Task input START

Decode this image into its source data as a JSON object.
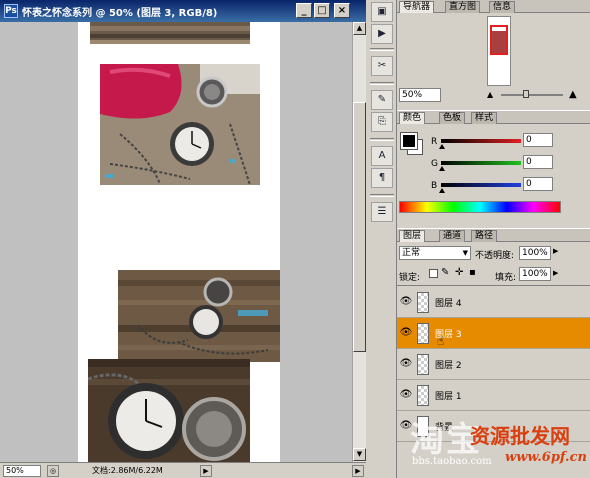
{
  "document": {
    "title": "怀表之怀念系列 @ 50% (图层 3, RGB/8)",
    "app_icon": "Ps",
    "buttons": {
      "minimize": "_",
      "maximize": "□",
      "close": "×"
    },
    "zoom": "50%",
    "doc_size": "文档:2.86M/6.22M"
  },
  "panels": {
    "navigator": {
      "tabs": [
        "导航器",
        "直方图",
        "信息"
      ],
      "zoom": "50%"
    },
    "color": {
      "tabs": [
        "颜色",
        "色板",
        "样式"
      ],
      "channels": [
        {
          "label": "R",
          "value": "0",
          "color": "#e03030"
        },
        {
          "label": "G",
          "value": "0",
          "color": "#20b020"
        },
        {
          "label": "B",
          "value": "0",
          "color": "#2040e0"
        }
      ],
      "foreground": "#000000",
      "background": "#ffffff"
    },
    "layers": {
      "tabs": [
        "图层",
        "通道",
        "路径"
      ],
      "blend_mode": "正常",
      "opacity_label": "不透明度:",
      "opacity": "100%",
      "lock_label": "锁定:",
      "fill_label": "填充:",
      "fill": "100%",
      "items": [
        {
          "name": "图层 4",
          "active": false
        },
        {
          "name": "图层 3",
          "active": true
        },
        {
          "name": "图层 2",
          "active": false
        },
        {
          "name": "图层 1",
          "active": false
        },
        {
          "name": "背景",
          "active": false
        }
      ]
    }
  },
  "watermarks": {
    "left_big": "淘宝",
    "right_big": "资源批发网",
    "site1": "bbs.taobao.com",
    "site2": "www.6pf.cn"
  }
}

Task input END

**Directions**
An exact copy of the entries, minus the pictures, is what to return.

**Reply to the task**
Decode this image into its source data as a JSON object.
{
  "document": {
    "title": "怀表之怀念系列 @ 50% (图层 3, RGB/8)",
    "app_icon": "Ps",
    "buttons": {
      "minimize": "_",
      "maximize": "□",
      "close": "×"
    },
    "zoom": "50%",
    "doc_size": "文档:2.86M/6.22M"
  },
  "panels": {
    "navigator": {
      "tabs": [
        "导航器",
        "直方图",
        "信息"
      ],
      "zoom": "50%"
    },
    "color": {
      "tabs": [
        "颜色",
        "色板",
        "样式"
      ],
      "channels": [
        {
          "label": "R",
          "value": "0",
          "color": "#e03030"
        },
        {
          "label": "G",
          "value": "0",
          "color": "#20b020"
        },
        {
          "label": "B",
          "value": "0",
          "color": "#2040e0"
        }
      ],
      "foreground": "#000000",
      "background": "#ffffff"
    },
    "layers": {
      "tabs": [
        "图层",
        "通道",
        "路径"
      ],
      "blend_mode": "正常",
      "opacity_label": "不透明度:",
      "opacity": "100%",
      "lock_label": "锁定:",
      "fill_label": "填充:",
      "fill": "100%",
      "items": [
        {
          "name": "图层 4",
          "active": false
        },
        {
          "name": "图层 3",
          "active": true
        },
        {
          "name": "图层 2",
          "active": false
        },
        {
          "name": "图层 1",
          "active": false
        },
        {
          "name": "背景",
          "active": false
        }
      ]
    }
  },
  "watermarks": {
    "left_big": "淘宝",
    "right_big": "资源批发网",
    "site1": "bbs.taobao.com",
    "site2": "www.6pf.cn"
  }
}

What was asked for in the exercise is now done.